INSTRUCTIONS FOR THE TASK: Scan the listing for the word "exit" and report every line that contains it.

DATA TO EXAMINE:
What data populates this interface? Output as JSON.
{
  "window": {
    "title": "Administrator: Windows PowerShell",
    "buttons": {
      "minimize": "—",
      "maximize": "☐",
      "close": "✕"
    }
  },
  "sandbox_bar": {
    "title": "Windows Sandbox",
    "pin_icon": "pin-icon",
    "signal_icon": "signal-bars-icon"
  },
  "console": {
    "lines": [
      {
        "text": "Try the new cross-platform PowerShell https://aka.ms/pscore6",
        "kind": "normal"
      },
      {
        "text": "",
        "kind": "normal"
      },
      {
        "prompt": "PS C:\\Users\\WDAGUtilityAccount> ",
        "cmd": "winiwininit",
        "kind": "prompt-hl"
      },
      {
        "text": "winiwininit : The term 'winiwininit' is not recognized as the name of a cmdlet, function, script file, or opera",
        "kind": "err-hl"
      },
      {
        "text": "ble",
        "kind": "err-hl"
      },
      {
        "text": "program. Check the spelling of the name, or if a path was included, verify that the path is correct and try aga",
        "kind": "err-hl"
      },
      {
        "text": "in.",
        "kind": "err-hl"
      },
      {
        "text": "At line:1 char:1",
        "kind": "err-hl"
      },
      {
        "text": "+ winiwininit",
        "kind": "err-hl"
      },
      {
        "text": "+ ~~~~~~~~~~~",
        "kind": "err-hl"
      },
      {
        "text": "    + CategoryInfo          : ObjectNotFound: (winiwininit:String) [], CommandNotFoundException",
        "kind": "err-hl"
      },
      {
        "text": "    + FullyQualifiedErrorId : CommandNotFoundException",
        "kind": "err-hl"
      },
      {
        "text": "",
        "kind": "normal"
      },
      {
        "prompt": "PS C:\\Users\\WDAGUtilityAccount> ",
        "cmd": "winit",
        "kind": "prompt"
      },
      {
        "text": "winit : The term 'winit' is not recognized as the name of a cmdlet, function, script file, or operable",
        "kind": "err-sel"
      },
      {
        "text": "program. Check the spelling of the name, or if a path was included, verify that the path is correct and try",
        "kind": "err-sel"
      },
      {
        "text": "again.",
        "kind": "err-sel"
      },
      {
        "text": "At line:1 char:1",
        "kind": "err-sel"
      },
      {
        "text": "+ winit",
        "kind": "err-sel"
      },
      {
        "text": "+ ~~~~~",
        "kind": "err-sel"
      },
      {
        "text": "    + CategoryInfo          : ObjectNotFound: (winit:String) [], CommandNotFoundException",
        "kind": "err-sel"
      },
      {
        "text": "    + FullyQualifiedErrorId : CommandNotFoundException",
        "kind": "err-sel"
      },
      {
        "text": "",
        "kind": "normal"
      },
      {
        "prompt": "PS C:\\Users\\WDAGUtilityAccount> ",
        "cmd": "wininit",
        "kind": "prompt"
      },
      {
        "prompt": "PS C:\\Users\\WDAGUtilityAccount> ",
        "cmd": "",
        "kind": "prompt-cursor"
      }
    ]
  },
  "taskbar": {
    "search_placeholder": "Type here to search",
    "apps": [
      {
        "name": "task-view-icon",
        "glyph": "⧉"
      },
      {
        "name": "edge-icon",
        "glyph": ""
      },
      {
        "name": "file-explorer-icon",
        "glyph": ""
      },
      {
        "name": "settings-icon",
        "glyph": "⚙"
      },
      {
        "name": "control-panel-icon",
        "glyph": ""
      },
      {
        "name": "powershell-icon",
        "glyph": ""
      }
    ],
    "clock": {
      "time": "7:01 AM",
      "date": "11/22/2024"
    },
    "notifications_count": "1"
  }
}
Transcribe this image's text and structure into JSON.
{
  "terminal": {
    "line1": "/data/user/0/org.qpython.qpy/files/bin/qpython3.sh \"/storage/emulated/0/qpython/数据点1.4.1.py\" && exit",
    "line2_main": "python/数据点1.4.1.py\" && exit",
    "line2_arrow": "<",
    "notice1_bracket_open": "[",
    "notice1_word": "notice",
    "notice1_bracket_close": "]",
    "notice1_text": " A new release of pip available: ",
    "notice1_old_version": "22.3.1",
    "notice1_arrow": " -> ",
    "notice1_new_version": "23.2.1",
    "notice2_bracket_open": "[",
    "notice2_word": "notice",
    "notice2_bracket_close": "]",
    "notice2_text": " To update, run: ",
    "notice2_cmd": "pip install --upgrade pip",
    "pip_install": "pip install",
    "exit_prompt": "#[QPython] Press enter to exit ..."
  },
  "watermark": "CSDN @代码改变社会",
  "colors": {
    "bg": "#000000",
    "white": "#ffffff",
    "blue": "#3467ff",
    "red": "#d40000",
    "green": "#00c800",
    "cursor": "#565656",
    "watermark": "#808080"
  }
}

RESPONSE BOX:
    "line1": "/data/user/0/org.qpython.qpy/files/bin/qpython3.sh \"/storage/emulated/0/qpython/数据点1.4.1.py\" && exit",
    "line2_main": "python/数据点1.4.1.py\" && exit",
    "exit_prompt": "#[QPython] Press enter to exit ..."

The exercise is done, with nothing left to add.